Other tips include grouping all materials from the quarterly or interim results in one place rather than separating them by format and ‘forcing analysts and investors to trawl around multiple sections of your site to gather all the related materials.’ You should also offer an ‘at a glance’ section that provides ‘an overview of the business model, strategy and business activities,’ says Payton, citing BASF as a good example.

But what about going beyond the basics? Or assessing how effective your new and improved IR website is? Sergio Gámez, global head of shareholders and IR at Banco Santander, says that at his firm ‘the shareholders and investors section currently accounts for 51 percent of the total traffic of Banco Santander’s corporate website’. So how did he and his team make this part of the site such a success?

Firstly, Gámez says the team knows its target audience well and takes steps to continually ensure the site offers what Santander’s stakeholders want. ‘We constantly monitor the website, analyze the results, perform best practice benchmarking and run surveys to assess the opinion of our investors,’ he adds.

When it comes to monitoring site traffic, Gámez says Google Analytics currently works best for the team. ‘Right now it is the most effective tool to analyze the website, given the quality of the data it provides, the analysis it offers and how it helps us to achieve our KPIs and improve our site,’ he explains. But the team also works to maintain the bank’s SEO positioning for organic visibility, while Gámez adds that user surveys and social media can also be used to measure effectiveness.

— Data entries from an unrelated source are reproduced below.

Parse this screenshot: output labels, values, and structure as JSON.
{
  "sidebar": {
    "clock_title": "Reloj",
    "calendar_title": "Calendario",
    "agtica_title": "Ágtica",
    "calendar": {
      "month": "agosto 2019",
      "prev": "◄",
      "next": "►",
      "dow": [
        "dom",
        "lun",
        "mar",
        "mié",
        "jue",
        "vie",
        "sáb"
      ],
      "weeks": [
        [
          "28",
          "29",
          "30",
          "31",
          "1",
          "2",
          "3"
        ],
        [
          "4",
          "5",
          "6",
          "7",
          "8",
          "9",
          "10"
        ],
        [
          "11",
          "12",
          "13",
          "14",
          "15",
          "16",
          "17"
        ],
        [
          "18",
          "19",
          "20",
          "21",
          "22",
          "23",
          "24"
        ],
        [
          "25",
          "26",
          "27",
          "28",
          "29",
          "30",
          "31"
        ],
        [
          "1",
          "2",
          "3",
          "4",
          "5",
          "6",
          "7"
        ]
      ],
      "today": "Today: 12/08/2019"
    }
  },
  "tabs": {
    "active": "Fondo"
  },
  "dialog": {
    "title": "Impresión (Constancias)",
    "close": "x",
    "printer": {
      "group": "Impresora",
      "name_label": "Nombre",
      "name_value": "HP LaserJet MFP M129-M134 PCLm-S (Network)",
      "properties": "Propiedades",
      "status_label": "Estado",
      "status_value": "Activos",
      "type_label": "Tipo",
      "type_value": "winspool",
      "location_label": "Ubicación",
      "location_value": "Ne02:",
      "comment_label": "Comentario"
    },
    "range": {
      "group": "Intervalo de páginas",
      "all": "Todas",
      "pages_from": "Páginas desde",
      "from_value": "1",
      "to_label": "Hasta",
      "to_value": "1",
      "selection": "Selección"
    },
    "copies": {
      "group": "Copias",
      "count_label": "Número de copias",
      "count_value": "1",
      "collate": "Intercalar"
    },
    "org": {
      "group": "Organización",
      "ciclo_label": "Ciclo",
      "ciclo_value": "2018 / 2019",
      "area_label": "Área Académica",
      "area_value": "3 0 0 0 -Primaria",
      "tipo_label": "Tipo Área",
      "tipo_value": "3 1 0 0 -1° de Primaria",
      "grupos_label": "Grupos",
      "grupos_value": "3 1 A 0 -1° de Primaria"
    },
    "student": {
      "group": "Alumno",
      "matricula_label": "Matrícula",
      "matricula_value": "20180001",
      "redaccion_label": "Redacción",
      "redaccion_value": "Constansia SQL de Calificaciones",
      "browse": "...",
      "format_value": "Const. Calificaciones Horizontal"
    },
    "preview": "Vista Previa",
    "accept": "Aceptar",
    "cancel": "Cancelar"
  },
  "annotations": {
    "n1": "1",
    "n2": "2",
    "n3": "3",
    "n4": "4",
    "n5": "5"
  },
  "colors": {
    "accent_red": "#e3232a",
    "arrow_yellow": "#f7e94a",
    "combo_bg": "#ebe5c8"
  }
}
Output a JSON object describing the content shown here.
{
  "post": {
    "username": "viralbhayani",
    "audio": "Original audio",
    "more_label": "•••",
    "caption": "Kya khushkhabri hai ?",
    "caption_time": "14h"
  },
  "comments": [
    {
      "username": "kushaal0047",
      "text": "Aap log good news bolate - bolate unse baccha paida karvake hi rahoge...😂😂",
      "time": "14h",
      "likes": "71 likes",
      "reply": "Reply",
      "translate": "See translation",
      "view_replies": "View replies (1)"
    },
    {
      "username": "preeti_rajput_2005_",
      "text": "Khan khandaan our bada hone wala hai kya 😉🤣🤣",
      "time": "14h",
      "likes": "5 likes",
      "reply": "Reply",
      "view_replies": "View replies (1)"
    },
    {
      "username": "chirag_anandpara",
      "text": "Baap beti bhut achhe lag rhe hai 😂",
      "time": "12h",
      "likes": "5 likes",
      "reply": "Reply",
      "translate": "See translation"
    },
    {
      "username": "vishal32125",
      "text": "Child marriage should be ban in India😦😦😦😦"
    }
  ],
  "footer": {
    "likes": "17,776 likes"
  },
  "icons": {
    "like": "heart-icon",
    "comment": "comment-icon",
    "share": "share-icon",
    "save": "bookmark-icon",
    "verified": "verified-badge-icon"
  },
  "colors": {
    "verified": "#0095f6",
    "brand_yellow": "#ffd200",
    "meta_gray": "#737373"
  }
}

For Santander, ‘the website is a tool that in addition to being part of the brand, strengthens the relationship with our investors and their loyalty to our company,’ Gámez says. And for him, three basic elements are required for any successful IR website: quality and relevance of information, ease of access and constant updating of information.

This article was published in the winter 2019 issue of IR Magazine

Garnet Roach

An award-winning journalist, Garnet Roach joined IR Magazine in October 2012, working on both the editorial and research sides of the publication. Prior to entering the world of investor relations, her freelance career covered a broad range of...